## Data for this exercise
- - - - - - -

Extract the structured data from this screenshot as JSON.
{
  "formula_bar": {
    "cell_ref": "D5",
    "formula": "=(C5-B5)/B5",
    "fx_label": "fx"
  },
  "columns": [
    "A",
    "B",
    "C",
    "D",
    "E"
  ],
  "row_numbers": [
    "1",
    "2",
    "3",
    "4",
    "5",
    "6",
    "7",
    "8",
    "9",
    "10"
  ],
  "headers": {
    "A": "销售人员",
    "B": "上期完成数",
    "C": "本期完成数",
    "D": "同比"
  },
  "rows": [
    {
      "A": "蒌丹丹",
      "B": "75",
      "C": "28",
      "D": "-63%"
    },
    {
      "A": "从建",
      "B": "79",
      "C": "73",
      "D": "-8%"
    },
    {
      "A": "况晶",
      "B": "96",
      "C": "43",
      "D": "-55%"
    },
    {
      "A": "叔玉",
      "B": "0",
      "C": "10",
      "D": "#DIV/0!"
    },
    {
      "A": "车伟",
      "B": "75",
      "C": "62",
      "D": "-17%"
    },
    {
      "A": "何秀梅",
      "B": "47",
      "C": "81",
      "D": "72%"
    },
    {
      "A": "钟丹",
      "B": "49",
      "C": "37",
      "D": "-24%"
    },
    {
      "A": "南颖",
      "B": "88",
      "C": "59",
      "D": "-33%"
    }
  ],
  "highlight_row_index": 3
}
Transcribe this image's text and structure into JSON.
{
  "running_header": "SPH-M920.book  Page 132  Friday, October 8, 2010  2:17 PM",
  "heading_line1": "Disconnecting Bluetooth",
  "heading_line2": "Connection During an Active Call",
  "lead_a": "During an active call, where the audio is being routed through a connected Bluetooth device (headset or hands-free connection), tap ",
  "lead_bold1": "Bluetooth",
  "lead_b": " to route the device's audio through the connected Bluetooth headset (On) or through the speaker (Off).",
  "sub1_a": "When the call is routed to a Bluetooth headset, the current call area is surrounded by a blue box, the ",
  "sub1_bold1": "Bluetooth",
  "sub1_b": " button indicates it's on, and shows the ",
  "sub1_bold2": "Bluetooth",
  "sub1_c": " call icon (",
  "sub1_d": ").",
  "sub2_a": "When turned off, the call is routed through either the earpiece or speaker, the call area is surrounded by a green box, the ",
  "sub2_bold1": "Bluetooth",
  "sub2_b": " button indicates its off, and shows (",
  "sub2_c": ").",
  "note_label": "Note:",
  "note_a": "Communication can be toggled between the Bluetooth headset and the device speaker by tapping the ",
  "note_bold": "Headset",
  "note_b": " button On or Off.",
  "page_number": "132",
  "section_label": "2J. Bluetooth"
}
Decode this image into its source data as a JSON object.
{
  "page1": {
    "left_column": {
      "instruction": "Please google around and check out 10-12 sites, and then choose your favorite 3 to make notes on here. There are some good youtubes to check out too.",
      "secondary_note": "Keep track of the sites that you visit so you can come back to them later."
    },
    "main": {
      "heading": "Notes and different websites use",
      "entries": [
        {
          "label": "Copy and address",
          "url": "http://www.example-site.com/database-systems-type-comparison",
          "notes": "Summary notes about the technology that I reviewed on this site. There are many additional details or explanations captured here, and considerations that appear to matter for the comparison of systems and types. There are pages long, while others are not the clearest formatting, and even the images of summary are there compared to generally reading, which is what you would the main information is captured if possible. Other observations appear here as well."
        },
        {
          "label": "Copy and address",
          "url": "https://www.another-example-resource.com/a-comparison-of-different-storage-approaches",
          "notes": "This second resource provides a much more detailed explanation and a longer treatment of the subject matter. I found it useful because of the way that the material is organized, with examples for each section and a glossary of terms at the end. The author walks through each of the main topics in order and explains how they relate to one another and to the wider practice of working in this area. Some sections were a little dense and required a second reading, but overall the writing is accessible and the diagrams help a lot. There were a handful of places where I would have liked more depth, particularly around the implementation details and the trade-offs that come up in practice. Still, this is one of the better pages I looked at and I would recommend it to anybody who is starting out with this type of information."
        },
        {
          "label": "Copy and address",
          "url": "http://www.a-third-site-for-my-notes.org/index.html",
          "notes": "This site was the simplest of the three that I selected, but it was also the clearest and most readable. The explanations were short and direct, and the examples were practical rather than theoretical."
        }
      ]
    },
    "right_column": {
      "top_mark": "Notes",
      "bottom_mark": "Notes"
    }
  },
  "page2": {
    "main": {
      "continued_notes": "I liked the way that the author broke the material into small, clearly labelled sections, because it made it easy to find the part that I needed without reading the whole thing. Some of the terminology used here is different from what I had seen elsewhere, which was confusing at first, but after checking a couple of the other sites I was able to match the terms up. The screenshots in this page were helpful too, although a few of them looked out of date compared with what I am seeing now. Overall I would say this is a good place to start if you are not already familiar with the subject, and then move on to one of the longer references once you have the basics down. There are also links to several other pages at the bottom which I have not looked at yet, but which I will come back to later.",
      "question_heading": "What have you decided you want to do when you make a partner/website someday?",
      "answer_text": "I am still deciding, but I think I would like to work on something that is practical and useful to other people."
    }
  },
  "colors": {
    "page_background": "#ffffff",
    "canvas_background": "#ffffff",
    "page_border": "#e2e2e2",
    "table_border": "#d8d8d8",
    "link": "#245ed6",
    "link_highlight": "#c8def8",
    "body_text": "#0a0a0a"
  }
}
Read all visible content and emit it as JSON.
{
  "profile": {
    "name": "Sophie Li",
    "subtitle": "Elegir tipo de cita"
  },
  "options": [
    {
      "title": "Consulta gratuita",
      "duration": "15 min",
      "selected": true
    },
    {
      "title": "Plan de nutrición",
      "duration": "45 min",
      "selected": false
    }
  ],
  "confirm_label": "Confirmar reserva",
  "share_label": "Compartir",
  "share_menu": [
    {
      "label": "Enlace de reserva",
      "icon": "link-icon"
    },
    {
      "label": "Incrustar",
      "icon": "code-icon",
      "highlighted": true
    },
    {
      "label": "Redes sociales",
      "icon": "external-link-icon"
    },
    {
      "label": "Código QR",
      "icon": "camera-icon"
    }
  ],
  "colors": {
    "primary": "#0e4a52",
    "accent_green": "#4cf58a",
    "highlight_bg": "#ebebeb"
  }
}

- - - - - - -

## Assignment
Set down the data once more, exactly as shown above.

## Solution below
Extract the structured data from this screenshot as JSON.
{
  "formula_bar": {
    "cell_ref": "D5",
    "formula": "=(C5-B5)/B5",
    "fx_label": "fx"
  },
  "columns": [
    "A",
    "B",
    "C",
    "D",
    "E"
  ],
  "row_numbers": [
    "1",
    "2",
    "3",
    "4",
    "5",
    "6",
    "7",
    "8",
    "9",
    "10"
  ],
  "headers": {
    "A": "销售人员",
    "B": "上期完成数",
    "C": "本期完成数",
    "D": "同比"
  },
  "rows": [
    {
      "A": "蒌丹丹",
      "B": "75",
      "C": "28",
      "D": "-63%"
    },
    {
      "A": "从建",
      "B": "79",
      "C": "73",
      "D": "-8%"
    },
    {
      "A": "况晶",
      "B": "96",
      "C": "43",
      "D": "-55%"
    },
    {
      "A": "叔玉",
      "B": "0",
      "C": "10",
      "D": "#DIV/0!"
    },
    {
      "A": "车伟",
      "B": "75",
      "C": "62",
      "D": "-17%"
    },
    {
      "A": "何秀梅",
      "B": "47",
      "C": "81",
      "D": "72%"
    },
    {
      "A": "钟丹",
      "B": "49",
      "C": "37",
      "D": "-24%"
    },
    {
      "A": "南颖",
      "B": "88",
      "C": "59",
      "D": "-33%"
    }
  ],
  "highlight_row_index": 3
}
Transcribe this image's text and structure into JSON.
{
  "running_header": "SPH-M920.book  Page 132  Friday, October 8, 2010  2:17 PM",
  "heading_line1": "Disconnecting Bluetooth",
  "heading_line2": "Connection During an Active Call",
  "lead_a": "During an active call, where the audio is being routed through a connected Bluetooth device (headset or hands-free connection), tap ",
  "lead_bold1": "Bluetooth",
  "lead_b": " to route the device's audio through the connected Bluetooth headset (On) or through the speaker (Off).",
  "sub1_a": "When the call is routed to a Bluetooth headset, the current call area is surrounded by a blue box, the ",
  "sub1_bold1": "Bluetooth",
  "sub1_b": " button indicates it's on, and shows the ",
  "sub1_bold2": "Bluetooth",
  "sub1_c": " call icon (",
  "sub1_d": ").",
  "sub2_a": "When turned off, the call is routed through either the earpiece or speaker, the call area is surrounded by a green box, the ",
  "sub2_bold1": "Bluetooth",
  "sub2_b": " button indicates its off, and shows (",
  "sub2_c": ").",
  "note_label": "Note:",
  "note_a": "Communication can be toggled between the Bluetooth headset and the device speaker by tapping the ",
  "note_bold": "Headset",
  "note_b": " button On or Off.",
  "page_number": "132",
  "section_label": "2J. Bluetooth"
}
Decode this image into its source data as a JSON object.
{
  "page1": {
    "left_column": {
      "instruction": "Please google around and check out 10-12 sites, and then choose your favorite 3 to make notes on here. There are some good youtubes to check out too.",
      "secondary_note": "Keep track of the sites that you visit so you can come back to them later."
    },
    "main": {
      "heading": "Notes and different websites use",
      "entries": [
        {
          "label": "Copy and address",
          "url": "http://www.example-site.com/database-systems-type-comparison",
          "notes": "Summary notes about the technology that I reviewed on this site. There are many additional details or explanations captured here, and considerations that appear to matter for the comparison of systems and types. There are pages long, while others are not the clearest formatting, and even the images of summary are there compared to generally reading, which is what you would the main information is captured if possible. Other observations appear here as well."
        },
        {
          "label": "Copy and address",
          "url": "https://www.another-example-resource.com/a-comparison-of-different-storage-approaches",
          "notes": "This second resource provides a much more detailed explanation and a longer treatment of the subject matter. I found it useful because of the way that the material is organized, with examples for each section and a glossary of terms at the end. The author walks through each of the main topics in order and explains how they relate to one another and to the wider practice of working in this area. Some sections were a little dense and required a second reading, but overall the writing is accessible and the diagrams help a lot. There were a handful of places where I would have liked more depth, particularly around the implementation details and the trade-offs that come up in practice. Still, this is one of the better pages I looked at and I would recommend it to anybody who is starting out with this type of information."
        },
        {
          "label": "Copy and address",
          "url": "http://www.a-third-site-for-my-notes.org/index.html",
          "notes": "This site was the simplest of the three that I selected, but it was also the clearest and most readable. The explanations were short and direct, and the examples were practical rather than theoretical."
        }
      ]
    },
    "right_column": {
      "top_mark": "Notes",
      "bottom_mark": "Notes"
    }
  },
  "page2": {
    "main": {
      "continued_notes": "I liked the way that the author broke the material into small, clearly labelled sections, because it made it easy to find the part that I needed without reading the whole thing. Some of the terminology used here is different from what I had seen elsewhere, which was confusing at first, but after checking a couple of the other sites I was able to match the terms up. The screenshots in this page were helpful too, although a few of them looked out of date compared with what I am seeing now. Overall I would say this is a good place to start if you are not already familiar with the subject, and then move on to one of the longer references once you have the basics down. There are also links to several other pages at the bottom which I have not looked at yet, but which I will come back to later.",
      "question_heading": "What have you decided you want to do when you make a partner/website someday?",
      "answer_text": "I am still deciding, but I think I would like to work on something that is practical and useful to other people."
    }
  },
  "colors": {
    "page_background": "#ffffff",
    "canvas_background": "#ffffff",
    "page_border": "#e2e2e2",
    "table_border": "#d8d8d8",
    "link": "#245ed6",
    "link_highlight": "#c8def8",
    "body_text": "#0a0a0a"
  }
}
Read all visible content and emit it as JSON.
{
  "profile": {
    "name": "Sophie Li",
    "subtitle": "Elegir tipo de cita"
  },
  "options": [
    {
      "title": "Consulta gratuita",
      "duration": "15 min",
      "selected": true
    },
    {
      "title": "Plan de nutrición",
      "duration": "45 min",
      "selected": false
    }
  ],
  "confirm_label": "Confirmar reserva",
  "share_label": "Compartir",
  "share_menu": [
    {
      "label": "Enlace de reserva",
      "icon": "link-icon"
    },
    {
      "label": "Incrustar",
      "icon": "code-icon",
      "highlighted": true
    },
    {
      "label": "Redes sociales",
      "icon": "external-link-icon"
    },
    {
      "label": "Código QR",
      "icon": "camera-icon"
    }
  ],
  "colors": {
    "primary": "#0e4a52",
    "accent_green": "#4cf58a",
    "highlight_bg": "#ebebeb"
  }
}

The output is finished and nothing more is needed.